## TASK BRIEF
Review the material and extract every line in which the word "Koshi" occurs.

--

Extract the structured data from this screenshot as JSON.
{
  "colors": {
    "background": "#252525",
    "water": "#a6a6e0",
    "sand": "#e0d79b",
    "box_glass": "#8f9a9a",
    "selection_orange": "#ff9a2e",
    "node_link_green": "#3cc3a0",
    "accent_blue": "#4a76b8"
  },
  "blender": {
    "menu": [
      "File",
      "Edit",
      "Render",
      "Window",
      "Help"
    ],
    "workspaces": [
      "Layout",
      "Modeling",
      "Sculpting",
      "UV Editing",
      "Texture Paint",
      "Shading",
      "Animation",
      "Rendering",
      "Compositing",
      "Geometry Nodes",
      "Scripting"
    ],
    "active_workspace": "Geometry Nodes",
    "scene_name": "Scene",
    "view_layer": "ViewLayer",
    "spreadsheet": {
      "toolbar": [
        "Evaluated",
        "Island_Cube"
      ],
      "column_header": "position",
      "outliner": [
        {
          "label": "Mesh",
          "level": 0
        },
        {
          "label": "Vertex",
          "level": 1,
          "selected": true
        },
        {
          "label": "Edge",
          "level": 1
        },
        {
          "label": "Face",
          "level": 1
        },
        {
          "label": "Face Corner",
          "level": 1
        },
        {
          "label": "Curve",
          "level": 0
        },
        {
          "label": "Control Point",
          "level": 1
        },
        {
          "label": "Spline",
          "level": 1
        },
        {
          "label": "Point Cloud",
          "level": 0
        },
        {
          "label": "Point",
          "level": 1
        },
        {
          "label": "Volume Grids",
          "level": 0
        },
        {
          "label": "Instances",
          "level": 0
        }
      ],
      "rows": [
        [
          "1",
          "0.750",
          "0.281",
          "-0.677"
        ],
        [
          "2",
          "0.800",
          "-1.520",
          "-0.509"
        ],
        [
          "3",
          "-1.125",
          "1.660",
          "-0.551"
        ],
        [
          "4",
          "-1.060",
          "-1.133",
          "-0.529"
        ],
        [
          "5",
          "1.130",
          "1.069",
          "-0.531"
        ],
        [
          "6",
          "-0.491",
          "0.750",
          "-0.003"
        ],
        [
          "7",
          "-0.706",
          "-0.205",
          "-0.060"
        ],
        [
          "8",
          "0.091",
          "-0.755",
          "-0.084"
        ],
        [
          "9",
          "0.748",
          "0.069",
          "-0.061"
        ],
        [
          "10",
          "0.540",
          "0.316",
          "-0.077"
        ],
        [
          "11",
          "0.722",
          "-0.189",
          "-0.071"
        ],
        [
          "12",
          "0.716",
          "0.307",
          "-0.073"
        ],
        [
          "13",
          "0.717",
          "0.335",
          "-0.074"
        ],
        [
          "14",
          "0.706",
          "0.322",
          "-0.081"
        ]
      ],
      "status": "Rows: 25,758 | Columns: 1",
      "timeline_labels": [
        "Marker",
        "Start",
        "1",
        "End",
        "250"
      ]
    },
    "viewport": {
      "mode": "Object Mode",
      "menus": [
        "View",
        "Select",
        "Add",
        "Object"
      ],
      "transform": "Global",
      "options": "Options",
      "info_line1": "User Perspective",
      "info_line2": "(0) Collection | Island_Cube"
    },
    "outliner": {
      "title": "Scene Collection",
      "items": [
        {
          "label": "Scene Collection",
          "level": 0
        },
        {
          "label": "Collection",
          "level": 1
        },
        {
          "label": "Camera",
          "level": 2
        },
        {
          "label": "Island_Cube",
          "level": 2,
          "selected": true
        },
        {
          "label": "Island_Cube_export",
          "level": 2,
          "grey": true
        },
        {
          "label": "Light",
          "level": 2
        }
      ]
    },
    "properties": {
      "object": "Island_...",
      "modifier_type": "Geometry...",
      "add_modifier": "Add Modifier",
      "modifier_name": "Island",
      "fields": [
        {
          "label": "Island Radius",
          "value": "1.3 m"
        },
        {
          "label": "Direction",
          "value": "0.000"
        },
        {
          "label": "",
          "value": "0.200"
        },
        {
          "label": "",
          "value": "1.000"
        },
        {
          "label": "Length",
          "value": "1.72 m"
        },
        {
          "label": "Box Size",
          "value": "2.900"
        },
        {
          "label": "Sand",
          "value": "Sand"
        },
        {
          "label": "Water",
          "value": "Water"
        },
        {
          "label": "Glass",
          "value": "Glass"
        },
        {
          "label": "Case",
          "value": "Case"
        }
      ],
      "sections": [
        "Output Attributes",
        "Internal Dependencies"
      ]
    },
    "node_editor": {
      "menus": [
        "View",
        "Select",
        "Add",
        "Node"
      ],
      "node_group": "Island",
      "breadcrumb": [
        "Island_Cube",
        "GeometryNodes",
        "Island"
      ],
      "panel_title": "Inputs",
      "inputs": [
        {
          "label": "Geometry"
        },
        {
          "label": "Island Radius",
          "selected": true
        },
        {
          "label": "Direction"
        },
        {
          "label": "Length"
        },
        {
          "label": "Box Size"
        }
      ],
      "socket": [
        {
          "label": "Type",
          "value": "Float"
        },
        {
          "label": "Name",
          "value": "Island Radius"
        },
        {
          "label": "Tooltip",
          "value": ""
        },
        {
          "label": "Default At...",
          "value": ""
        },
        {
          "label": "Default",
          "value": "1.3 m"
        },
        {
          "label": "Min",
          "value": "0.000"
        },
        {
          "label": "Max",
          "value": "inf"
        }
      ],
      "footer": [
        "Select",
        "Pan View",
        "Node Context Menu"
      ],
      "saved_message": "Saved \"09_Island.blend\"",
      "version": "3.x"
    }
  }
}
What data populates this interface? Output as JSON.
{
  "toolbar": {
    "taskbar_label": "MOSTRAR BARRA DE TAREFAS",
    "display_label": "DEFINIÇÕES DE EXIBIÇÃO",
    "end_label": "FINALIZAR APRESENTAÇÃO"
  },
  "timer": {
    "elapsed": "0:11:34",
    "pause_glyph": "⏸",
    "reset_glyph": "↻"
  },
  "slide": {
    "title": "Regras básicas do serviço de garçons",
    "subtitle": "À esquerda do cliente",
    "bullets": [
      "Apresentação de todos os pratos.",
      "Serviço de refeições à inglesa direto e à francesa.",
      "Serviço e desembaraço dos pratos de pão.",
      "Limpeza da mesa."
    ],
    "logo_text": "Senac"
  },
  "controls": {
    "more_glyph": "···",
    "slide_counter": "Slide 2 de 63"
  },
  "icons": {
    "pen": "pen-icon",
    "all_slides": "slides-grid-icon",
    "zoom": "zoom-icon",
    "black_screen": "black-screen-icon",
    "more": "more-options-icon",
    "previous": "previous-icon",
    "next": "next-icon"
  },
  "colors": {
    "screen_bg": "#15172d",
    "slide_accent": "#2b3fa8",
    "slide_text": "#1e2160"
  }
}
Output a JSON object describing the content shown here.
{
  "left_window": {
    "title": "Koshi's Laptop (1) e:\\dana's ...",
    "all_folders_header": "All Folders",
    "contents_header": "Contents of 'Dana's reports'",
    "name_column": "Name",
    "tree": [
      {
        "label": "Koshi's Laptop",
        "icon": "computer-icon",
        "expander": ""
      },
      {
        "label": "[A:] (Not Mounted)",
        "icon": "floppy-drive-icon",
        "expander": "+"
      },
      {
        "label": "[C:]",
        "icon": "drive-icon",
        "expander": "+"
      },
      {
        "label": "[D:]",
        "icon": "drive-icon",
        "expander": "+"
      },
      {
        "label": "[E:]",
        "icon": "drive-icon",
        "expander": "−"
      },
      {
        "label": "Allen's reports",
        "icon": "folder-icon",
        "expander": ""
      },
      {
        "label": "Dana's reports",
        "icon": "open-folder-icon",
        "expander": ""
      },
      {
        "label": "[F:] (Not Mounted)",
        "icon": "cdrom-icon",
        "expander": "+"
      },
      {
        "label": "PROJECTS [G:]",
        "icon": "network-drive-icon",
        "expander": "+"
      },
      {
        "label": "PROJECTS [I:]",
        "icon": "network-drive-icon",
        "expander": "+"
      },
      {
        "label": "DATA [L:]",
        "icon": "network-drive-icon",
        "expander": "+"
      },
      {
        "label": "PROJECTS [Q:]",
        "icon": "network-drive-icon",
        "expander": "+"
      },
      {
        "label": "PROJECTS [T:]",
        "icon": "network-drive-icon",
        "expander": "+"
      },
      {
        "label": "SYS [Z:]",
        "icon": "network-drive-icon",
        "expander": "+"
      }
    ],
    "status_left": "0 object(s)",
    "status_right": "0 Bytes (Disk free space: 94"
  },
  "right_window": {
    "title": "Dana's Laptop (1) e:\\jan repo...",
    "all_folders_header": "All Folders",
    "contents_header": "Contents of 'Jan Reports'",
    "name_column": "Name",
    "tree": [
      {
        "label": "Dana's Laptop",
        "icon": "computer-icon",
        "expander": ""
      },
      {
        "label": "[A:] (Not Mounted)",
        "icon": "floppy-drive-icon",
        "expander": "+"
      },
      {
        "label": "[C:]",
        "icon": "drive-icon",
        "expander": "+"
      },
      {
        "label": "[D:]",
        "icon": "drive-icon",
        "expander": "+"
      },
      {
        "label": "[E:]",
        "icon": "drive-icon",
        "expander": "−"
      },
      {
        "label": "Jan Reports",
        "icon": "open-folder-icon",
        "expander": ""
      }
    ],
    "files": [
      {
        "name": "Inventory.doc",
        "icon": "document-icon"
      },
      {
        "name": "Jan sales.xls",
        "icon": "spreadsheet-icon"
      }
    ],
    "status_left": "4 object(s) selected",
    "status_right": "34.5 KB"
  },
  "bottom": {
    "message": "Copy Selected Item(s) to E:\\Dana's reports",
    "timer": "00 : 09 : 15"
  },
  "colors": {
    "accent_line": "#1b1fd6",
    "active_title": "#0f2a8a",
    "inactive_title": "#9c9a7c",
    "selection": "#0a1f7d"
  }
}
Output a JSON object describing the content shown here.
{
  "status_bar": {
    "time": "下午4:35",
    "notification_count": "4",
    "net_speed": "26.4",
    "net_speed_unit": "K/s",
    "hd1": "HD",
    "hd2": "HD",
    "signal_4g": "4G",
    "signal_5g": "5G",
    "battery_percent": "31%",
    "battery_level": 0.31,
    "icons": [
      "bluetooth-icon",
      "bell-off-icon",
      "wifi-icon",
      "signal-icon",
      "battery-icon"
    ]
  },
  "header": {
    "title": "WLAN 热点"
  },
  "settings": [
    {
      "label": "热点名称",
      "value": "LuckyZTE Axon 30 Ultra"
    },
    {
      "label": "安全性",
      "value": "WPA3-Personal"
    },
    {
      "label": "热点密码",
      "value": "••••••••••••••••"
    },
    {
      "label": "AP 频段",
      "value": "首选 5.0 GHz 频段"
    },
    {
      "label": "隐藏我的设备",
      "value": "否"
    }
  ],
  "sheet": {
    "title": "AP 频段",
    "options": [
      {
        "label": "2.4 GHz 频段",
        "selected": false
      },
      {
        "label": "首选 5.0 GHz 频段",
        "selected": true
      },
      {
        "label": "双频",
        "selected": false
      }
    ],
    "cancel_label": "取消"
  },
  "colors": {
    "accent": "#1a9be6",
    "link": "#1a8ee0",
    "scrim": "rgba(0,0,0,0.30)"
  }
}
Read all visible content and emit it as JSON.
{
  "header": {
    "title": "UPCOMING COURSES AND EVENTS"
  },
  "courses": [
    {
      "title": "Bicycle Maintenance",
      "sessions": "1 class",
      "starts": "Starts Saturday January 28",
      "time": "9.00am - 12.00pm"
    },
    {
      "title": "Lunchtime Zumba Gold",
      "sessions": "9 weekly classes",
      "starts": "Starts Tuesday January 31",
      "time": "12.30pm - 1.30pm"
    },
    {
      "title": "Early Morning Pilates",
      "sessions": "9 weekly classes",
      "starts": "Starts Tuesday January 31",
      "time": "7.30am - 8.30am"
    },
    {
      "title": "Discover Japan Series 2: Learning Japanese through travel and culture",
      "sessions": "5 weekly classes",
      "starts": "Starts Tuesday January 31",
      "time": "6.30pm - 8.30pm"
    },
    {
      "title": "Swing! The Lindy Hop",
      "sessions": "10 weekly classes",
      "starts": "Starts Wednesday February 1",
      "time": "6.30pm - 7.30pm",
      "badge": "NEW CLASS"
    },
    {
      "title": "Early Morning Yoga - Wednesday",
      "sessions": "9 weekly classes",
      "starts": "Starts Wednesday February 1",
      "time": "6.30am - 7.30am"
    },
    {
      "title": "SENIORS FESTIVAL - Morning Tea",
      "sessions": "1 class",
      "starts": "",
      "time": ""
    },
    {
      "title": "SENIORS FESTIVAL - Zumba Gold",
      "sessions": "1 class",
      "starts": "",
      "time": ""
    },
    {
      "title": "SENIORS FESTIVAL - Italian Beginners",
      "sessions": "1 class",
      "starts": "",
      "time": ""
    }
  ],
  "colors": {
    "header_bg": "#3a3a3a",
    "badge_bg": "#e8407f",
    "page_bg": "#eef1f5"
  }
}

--

## SOLVED PROBLEM
    "title": "Koshi's Laptop (1) e:\\dana's ...",
        "label": "Koshi's Laptop",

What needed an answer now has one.